Days To Maturity
Average number of days from seeding date to harvest, within a specific crop group. If a transplanted crop: average number of days from transplant date. Not sure if crop is direct-seeded or transplanted? Check the Growing Information box for details. If crop can be both direct-seeded or transplanted, days to maturity refers to direct seeding. Days to maturity for all flowers and herbs is calculated from seeding date.
Plants can be Annuals (single growing season), Perennials (grow year after year), Tender Perennials (grow year after year in warmer climates; and in some cases when given special protection in colder climates), or Biennials (require two years to mature).

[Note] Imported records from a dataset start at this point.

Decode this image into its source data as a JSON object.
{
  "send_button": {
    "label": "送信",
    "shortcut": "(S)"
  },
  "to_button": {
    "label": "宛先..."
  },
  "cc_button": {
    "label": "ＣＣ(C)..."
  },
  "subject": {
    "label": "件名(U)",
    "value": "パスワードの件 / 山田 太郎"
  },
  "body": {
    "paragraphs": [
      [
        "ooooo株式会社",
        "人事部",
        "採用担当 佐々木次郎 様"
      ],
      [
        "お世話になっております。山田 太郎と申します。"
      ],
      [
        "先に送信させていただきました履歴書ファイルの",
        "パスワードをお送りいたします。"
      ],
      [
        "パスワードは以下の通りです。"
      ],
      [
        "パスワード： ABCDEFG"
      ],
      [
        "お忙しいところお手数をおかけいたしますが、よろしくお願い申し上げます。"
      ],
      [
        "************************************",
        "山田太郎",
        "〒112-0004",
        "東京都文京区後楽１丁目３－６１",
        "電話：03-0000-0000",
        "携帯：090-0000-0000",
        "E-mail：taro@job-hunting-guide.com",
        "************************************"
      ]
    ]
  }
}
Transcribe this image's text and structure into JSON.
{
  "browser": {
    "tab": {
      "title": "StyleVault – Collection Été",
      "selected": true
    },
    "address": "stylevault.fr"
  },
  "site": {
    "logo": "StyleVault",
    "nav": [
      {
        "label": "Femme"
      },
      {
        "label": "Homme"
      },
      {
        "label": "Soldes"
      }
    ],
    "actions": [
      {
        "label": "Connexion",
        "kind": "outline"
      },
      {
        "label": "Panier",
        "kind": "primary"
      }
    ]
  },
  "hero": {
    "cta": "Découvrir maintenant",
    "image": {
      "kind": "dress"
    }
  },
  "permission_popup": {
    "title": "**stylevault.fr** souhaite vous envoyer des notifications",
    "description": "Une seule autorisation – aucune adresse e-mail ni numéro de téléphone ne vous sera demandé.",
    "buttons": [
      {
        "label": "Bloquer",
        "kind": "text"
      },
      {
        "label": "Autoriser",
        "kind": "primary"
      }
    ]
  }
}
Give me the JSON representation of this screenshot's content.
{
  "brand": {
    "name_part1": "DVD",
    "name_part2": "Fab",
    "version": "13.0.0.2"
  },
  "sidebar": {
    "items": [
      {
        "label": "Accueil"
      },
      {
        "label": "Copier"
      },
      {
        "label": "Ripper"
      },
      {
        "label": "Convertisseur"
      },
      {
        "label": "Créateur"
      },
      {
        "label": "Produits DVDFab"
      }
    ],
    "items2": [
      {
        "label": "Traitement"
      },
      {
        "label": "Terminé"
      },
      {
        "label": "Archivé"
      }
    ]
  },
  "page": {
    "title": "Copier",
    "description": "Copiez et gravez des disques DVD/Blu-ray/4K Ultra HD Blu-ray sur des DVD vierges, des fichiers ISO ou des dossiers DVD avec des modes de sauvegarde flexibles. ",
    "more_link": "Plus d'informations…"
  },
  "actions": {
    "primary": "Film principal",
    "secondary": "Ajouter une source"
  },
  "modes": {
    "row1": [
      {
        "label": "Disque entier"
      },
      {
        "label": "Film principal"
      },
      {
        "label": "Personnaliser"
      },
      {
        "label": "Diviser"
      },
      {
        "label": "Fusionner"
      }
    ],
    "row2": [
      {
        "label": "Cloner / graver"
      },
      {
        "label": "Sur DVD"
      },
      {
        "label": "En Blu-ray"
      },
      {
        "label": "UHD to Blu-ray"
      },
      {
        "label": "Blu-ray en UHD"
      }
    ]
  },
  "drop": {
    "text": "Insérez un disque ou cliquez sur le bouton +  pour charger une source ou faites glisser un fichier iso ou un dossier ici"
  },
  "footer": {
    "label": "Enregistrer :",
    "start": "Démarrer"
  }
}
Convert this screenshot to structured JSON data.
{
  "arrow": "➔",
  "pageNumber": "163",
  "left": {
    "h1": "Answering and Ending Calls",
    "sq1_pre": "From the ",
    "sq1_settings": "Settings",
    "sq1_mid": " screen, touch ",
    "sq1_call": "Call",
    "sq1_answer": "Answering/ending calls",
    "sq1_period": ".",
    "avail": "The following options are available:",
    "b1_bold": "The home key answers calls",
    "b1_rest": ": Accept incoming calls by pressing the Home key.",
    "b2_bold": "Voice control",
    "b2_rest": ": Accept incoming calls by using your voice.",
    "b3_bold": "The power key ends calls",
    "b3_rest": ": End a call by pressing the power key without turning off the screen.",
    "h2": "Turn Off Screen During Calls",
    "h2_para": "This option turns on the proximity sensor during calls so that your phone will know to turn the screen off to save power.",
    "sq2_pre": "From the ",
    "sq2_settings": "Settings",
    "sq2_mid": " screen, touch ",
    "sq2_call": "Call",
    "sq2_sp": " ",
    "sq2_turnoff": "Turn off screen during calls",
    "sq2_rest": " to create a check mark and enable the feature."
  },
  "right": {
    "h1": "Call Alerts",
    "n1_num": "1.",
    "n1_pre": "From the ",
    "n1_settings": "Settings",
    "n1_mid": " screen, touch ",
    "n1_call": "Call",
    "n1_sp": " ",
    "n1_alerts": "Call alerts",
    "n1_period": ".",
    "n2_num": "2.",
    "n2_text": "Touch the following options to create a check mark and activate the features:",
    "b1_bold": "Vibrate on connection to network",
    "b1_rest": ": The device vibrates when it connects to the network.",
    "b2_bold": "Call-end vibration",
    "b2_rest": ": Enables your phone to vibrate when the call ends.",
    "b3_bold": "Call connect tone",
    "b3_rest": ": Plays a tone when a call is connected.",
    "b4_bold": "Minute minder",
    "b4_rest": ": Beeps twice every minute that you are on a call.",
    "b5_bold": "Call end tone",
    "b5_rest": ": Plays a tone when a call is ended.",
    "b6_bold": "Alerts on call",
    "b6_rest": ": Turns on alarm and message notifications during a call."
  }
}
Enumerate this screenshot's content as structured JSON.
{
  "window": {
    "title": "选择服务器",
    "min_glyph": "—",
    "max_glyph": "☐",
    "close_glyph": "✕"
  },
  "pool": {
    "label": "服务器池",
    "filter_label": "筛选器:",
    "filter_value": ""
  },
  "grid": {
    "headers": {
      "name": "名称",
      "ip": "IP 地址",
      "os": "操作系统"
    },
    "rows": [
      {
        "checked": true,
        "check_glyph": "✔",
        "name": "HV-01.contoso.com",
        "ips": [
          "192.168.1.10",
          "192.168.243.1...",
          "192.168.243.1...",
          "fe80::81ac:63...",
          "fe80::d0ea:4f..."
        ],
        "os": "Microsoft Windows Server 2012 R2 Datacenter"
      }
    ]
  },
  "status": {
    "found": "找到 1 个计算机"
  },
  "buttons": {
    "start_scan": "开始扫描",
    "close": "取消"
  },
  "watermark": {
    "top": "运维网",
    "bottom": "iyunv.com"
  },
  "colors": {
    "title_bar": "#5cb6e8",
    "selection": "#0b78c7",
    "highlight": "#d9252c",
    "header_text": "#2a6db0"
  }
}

Disease Resistance Codes
Hybrid: The offspring of a cross between two or more distinct parent lines, usually of same species, and selected for improved traits. Open-pollinated: A non-hybrid variety that can reproduce itself in kind, demonstrating relatively stable traits from one generation to the next.